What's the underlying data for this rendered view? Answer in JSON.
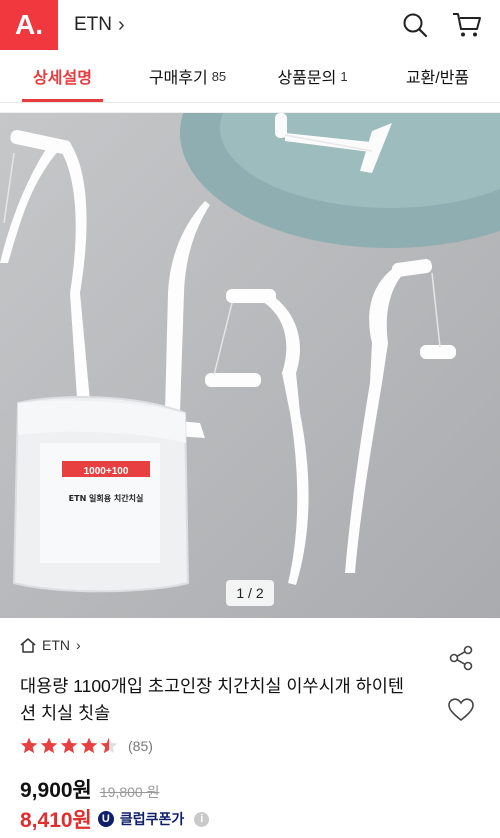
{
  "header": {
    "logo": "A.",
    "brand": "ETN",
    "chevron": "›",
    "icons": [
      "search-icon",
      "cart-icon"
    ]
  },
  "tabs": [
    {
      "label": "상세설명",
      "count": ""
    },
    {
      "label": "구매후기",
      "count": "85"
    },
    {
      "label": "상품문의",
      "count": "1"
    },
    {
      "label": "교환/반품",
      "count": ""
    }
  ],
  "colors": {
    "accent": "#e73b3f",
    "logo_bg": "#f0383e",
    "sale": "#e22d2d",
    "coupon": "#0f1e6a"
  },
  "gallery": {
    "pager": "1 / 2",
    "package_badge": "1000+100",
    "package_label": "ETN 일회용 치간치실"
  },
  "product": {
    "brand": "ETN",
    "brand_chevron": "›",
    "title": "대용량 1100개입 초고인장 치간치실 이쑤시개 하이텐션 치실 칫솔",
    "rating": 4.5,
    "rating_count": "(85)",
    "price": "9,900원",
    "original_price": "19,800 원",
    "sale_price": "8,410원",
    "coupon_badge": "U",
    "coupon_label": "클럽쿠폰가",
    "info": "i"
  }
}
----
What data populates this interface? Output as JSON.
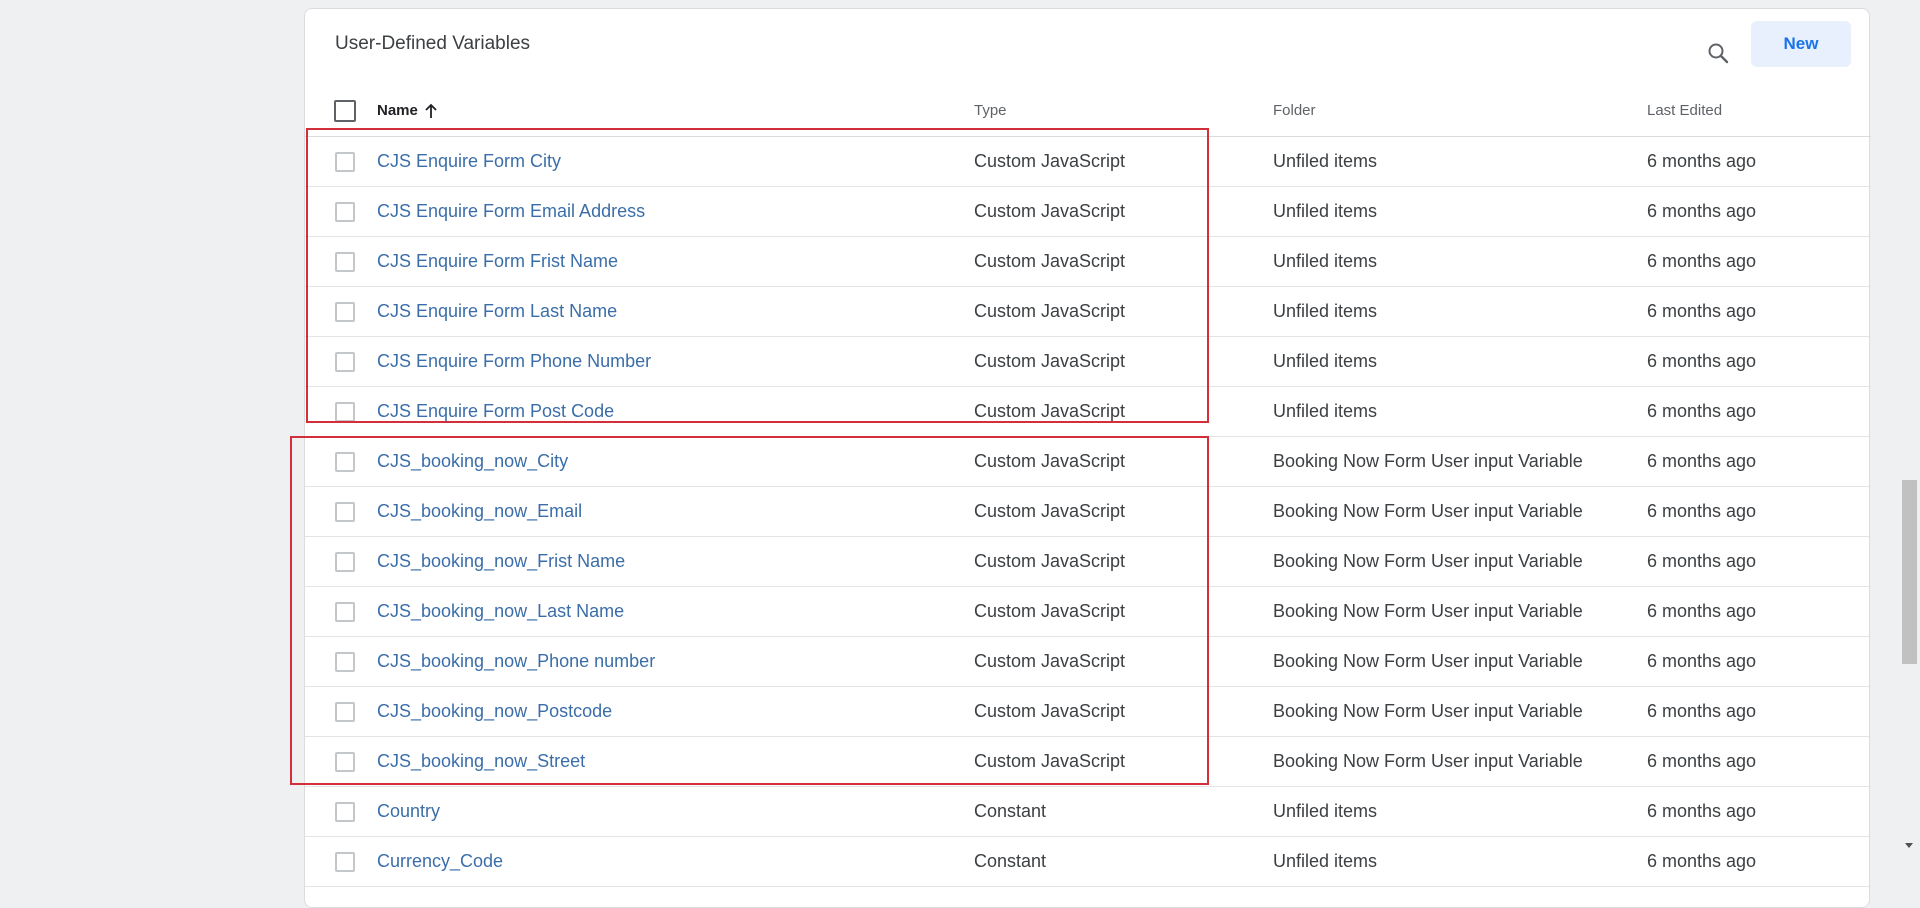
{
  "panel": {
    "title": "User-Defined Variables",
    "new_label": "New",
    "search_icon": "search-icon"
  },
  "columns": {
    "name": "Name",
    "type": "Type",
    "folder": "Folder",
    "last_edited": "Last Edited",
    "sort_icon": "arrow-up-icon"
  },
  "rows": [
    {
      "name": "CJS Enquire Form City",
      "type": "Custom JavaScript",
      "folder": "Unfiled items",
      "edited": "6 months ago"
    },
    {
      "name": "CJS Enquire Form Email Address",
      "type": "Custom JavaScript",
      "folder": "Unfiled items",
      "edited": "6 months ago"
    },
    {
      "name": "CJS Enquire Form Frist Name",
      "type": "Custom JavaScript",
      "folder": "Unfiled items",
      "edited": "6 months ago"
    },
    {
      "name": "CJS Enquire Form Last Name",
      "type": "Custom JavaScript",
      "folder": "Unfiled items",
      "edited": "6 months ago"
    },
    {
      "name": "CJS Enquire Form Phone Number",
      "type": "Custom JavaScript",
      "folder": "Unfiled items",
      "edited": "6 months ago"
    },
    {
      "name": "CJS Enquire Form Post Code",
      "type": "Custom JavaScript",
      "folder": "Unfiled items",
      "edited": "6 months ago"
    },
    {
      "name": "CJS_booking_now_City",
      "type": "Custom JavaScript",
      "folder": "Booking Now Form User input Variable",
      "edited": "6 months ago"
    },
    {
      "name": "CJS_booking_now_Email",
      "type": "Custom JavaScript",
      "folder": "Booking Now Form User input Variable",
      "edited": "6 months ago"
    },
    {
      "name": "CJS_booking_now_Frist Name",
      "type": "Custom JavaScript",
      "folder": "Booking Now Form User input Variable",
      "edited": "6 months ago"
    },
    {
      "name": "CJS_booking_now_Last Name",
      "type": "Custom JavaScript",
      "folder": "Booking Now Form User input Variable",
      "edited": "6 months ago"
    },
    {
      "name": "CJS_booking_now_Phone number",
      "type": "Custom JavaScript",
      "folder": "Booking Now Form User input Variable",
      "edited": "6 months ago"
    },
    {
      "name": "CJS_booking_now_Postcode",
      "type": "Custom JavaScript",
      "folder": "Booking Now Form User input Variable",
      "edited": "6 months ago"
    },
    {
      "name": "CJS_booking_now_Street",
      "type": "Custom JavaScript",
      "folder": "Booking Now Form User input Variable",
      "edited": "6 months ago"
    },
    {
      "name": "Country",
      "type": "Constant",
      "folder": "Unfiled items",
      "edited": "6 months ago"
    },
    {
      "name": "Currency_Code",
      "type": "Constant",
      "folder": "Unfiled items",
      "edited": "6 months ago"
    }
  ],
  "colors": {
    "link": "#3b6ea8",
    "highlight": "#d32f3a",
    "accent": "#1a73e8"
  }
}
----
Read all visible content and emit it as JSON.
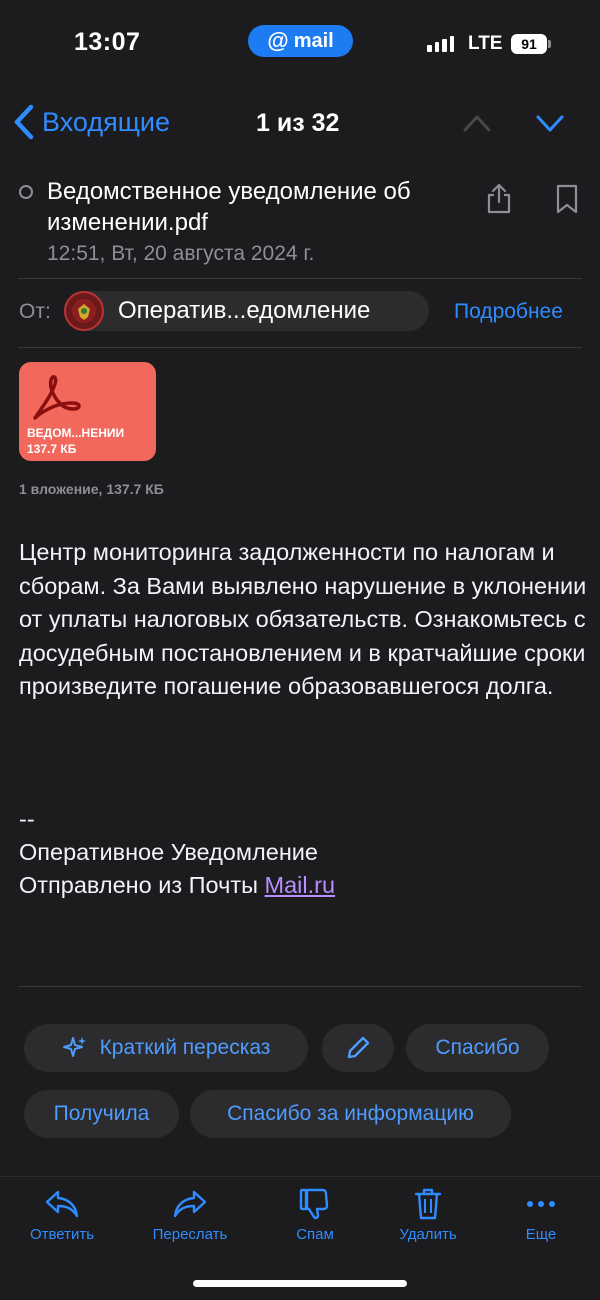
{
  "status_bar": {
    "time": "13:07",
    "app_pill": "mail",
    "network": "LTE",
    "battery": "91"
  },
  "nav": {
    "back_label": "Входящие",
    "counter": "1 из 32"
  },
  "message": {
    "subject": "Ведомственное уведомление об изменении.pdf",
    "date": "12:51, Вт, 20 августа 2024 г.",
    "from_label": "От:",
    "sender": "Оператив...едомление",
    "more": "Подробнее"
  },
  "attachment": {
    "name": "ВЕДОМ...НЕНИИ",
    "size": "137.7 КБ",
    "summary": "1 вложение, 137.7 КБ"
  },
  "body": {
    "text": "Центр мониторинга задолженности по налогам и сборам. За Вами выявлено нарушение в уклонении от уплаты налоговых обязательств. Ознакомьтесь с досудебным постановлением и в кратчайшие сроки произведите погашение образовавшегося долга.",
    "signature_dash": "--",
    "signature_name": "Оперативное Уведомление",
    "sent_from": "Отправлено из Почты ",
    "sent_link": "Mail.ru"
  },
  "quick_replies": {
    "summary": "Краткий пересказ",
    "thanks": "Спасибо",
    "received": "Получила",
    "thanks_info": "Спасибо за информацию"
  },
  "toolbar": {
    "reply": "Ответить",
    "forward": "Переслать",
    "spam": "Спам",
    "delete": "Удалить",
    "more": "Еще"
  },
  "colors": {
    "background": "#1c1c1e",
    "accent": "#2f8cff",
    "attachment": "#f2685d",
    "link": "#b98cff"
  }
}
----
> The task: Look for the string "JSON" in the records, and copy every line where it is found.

> Solution below:
What's the underlying data for this rendered view? Answer in JSON.
What data populates this interface? Output as JSON.
Read all visible content and emit it as JSON.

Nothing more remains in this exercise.